Exercise goal: Lines from the records below that contain the word "xlsx" are to be copied out.

------ Input records ------

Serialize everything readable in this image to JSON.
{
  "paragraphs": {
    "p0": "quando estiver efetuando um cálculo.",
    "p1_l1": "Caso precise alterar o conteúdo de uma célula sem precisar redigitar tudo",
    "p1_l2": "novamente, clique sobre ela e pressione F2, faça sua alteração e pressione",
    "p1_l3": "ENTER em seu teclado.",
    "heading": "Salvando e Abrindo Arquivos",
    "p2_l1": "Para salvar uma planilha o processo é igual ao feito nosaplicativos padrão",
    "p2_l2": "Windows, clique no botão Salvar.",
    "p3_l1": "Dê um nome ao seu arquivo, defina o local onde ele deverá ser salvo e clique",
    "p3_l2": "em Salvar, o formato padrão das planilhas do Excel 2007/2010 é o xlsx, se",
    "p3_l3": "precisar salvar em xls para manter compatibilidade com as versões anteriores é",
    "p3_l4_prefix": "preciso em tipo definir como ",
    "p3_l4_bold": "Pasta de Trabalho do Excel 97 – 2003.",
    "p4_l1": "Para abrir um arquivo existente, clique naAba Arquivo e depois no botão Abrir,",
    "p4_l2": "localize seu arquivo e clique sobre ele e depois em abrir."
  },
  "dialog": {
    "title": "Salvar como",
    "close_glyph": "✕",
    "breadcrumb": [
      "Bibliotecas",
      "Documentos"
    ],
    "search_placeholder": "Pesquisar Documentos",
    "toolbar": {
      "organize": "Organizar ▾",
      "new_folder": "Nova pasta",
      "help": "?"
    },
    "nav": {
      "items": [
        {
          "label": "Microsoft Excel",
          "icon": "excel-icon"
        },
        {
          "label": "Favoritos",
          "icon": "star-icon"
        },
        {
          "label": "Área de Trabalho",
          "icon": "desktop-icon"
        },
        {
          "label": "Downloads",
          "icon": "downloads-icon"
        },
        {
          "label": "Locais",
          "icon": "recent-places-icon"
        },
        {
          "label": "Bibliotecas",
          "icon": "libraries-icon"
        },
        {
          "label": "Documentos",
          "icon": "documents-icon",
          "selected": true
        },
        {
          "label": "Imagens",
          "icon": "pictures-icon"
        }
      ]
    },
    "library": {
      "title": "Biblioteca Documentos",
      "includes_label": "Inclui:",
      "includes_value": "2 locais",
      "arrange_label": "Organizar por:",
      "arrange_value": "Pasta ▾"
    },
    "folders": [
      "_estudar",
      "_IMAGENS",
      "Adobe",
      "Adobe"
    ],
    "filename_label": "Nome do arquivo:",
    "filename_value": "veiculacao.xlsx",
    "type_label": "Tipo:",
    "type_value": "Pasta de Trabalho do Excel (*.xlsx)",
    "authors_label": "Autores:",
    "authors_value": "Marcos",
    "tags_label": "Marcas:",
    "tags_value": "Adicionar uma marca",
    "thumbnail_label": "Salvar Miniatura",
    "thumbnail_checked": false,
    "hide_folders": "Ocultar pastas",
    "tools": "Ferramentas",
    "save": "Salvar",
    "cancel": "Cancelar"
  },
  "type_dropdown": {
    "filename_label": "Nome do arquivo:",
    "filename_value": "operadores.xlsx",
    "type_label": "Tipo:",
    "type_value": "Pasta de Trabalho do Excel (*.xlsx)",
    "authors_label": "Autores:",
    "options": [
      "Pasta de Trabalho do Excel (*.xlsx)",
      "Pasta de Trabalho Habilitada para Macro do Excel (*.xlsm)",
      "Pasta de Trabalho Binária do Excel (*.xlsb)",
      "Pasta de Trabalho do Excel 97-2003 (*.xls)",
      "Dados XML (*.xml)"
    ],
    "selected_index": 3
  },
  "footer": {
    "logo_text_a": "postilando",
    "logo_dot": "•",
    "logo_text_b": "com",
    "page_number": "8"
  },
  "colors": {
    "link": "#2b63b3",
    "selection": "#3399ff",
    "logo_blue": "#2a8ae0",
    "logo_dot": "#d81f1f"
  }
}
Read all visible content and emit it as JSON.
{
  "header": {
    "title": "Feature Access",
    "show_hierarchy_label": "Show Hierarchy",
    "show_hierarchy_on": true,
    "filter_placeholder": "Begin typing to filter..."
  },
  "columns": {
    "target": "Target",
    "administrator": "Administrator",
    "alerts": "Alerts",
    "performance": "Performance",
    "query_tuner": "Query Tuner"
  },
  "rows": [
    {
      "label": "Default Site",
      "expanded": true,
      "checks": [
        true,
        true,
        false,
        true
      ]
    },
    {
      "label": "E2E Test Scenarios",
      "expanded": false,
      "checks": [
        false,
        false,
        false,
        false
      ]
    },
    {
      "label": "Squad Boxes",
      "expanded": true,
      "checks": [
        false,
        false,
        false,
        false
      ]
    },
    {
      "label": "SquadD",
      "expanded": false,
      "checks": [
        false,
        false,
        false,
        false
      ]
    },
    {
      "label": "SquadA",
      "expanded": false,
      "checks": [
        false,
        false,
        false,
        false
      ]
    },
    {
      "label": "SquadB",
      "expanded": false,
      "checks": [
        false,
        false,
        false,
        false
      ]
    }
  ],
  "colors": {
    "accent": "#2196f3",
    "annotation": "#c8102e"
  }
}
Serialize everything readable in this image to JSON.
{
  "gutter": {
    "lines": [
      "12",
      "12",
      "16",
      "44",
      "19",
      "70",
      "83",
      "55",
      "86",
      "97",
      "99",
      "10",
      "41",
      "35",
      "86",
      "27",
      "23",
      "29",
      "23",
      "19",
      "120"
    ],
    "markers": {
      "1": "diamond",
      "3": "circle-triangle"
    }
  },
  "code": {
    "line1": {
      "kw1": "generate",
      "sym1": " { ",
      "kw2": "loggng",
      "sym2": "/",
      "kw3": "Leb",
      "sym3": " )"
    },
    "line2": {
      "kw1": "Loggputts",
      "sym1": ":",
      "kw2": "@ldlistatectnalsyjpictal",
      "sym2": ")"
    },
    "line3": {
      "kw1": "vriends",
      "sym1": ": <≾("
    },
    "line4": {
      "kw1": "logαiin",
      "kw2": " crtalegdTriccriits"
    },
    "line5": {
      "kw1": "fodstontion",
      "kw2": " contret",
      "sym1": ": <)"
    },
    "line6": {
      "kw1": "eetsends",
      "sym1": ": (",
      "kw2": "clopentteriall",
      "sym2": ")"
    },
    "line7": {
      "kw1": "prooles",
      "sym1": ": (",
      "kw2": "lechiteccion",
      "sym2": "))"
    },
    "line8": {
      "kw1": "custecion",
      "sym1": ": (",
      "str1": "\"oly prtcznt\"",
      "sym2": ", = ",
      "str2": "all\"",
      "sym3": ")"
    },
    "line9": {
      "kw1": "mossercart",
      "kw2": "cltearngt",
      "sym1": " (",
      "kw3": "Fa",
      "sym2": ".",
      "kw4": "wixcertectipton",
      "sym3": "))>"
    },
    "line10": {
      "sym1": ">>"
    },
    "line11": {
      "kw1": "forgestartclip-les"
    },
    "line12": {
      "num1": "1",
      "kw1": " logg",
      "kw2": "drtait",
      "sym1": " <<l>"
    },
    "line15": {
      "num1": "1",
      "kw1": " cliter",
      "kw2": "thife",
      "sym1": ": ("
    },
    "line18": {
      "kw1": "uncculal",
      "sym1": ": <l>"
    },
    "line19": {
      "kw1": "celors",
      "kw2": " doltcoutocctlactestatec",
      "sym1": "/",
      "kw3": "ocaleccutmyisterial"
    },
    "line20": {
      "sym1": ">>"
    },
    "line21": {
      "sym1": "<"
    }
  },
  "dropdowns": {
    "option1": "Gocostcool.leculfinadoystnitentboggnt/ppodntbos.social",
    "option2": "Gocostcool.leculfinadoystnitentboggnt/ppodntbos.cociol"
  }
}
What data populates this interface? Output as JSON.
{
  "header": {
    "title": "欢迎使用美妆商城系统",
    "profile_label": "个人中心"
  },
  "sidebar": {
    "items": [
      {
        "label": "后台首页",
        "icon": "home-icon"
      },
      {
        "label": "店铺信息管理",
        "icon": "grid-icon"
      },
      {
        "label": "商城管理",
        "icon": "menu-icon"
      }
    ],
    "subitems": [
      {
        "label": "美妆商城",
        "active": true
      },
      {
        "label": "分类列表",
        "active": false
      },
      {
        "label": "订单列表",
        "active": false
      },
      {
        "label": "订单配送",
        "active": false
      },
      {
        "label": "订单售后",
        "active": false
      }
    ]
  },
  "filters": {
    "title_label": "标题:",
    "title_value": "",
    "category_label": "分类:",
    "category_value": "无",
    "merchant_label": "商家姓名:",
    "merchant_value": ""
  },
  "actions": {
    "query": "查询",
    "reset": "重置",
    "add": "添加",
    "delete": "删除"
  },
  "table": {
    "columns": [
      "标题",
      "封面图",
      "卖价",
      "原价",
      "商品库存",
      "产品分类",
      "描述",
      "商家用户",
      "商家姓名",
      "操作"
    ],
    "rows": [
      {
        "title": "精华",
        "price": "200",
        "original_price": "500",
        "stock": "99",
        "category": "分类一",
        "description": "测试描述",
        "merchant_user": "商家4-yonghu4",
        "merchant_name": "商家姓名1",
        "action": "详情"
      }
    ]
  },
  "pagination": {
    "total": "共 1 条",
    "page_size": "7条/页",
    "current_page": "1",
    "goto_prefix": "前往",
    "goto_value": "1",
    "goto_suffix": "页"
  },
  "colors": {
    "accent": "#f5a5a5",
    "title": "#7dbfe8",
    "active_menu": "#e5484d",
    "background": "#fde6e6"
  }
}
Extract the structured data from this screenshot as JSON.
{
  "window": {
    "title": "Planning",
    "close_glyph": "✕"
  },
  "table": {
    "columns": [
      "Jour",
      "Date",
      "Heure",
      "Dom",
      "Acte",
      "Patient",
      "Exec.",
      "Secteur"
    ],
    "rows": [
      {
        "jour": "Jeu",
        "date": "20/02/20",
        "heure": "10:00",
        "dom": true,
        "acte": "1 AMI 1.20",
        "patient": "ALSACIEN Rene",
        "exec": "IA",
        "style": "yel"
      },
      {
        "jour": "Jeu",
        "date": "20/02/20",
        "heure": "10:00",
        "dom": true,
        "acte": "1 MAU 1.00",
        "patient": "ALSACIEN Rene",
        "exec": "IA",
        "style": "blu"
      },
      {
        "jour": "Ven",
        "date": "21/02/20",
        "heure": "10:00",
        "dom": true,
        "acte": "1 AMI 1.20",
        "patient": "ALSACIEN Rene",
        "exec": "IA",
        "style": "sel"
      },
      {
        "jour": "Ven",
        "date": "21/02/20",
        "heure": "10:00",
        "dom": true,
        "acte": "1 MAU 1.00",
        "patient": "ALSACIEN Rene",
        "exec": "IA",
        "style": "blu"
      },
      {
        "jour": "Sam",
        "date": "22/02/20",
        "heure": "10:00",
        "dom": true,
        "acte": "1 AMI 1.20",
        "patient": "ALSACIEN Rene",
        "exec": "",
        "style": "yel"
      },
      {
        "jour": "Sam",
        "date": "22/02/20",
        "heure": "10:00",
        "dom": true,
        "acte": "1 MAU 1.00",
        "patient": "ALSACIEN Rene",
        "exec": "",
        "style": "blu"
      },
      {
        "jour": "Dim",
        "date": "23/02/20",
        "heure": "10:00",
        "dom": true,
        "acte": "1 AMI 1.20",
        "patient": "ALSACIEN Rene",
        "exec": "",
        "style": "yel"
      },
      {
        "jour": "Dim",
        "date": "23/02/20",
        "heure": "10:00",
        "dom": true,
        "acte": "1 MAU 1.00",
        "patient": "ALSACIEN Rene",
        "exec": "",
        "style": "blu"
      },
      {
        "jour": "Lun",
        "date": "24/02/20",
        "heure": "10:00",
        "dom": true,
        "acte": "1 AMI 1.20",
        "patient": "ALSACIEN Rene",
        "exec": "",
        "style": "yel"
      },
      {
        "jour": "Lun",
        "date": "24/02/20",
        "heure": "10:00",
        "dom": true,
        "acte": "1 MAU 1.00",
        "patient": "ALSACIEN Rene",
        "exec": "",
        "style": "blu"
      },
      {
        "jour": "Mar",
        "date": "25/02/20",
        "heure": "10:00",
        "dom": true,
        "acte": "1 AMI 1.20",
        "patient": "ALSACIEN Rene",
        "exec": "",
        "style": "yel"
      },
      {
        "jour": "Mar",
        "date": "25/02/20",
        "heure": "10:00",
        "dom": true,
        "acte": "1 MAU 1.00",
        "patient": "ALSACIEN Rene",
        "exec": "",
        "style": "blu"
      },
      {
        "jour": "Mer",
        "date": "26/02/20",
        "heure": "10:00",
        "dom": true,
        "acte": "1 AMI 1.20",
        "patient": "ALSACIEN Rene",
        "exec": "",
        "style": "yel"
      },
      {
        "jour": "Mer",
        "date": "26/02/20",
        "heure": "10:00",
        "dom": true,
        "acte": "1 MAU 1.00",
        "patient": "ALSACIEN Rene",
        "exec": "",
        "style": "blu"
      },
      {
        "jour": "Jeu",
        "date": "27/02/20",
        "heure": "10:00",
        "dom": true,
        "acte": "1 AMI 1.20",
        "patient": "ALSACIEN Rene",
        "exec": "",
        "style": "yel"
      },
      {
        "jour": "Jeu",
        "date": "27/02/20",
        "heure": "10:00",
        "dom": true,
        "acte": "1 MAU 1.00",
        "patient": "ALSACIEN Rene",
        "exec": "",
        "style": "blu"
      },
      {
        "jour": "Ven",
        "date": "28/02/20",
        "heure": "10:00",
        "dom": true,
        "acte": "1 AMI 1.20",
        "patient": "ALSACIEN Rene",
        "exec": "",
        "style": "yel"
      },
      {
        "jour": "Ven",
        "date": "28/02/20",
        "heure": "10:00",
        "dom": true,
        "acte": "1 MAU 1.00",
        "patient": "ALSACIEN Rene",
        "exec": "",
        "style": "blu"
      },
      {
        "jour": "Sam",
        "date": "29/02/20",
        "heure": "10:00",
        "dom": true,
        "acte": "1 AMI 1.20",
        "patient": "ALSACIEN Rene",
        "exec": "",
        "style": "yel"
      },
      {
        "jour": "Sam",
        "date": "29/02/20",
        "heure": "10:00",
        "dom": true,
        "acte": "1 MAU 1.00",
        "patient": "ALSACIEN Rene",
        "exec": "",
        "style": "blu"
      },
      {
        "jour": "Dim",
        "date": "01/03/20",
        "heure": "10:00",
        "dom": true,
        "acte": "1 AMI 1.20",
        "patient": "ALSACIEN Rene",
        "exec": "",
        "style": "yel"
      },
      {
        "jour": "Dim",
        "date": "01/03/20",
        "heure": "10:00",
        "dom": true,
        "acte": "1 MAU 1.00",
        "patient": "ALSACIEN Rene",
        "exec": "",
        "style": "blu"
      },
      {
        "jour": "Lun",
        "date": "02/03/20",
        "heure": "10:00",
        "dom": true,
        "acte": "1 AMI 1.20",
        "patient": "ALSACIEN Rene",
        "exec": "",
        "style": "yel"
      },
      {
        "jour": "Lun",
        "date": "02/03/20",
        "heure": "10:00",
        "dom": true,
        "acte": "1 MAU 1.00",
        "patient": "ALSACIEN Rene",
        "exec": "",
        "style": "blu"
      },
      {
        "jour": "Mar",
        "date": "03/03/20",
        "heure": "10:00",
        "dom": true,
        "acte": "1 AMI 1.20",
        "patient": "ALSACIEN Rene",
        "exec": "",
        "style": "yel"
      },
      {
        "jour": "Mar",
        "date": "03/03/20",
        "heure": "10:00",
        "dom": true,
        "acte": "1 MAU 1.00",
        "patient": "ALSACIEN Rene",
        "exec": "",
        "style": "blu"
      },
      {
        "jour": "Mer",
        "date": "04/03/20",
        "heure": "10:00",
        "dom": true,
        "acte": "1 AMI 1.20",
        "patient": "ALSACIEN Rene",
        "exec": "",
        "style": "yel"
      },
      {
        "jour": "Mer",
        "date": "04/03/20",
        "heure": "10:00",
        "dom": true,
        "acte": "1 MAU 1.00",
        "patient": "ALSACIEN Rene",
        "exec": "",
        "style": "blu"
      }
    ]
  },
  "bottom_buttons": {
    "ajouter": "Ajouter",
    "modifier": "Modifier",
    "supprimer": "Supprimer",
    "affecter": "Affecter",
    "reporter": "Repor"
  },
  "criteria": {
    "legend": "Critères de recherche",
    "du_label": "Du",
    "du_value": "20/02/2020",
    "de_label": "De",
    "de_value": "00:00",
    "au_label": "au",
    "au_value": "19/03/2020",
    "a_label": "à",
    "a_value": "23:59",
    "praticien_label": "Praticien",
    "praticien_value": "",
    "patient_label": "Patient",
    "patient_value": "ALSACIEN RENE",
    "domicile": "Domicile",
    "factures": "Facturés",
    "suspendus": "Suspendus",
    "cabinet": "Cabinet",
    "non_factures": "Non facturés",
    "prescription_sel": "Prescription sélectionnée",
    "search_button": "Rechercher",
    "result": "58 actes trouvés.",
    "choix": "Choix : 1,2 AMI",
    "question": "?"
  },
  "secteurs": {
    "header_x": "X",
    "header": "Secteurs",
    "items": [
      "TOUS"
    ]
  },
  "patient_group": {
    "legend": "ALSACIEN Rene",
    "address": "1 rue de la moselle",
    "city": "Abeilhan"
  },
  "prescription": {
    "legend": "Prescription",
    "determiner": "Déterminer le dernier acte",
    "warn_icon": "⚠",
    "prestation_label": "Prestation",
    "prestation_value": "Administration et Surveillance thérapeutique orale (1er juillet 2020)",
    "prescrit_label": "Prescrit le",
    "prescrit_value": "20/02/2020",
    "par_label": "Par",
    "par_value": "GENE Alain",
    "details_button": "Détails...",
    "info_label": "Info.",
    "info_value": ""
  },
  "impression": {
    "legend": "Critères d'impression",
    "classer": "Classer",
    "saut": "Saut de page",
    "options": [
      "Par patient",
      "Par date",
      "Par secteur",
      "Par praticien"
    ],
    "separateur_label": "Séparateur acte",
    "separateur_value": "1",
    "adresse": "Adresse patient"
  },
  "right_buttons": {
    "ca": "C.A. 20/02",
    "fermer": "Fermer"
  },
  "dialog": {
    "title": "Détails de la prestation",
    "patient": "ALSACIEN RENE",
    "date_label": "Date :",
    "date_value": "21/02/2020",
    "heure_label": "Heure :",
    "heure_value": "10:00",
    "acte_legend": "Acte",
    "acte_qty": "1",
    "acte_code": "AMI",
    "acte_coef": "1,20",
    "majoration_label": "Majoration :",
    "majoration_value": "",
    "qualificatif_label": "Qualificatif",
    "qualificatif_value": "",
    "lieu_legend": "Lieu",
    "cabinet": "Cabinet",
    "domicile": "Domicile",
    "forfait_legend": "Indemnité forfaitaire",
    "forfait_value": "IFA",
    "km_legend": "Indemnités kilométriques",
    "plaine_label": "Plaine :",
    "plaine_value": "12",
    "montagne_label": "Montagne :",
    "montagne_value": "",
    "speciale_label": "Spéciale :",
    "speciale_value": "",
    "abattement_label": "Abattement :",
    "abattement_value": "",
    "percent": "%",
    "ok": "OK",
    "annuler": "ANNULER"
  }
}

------

Problem solution:
    "p3_l2": "em Salvar, o formato padrão das planilhas do Excel 2007/2010 é o xlsx, se",
    "filename_value": "veiculacao.xlsx",
    "type_value": "Pasta de Trabalho do Excel (*.xlsx)",
    "filename_value": "operadores.xlsx",
    "type_value": "Pasta de Trabalho do Excel (*.xlsx)",
      "Pasta de Trabalho do Excel (*.xlsx)",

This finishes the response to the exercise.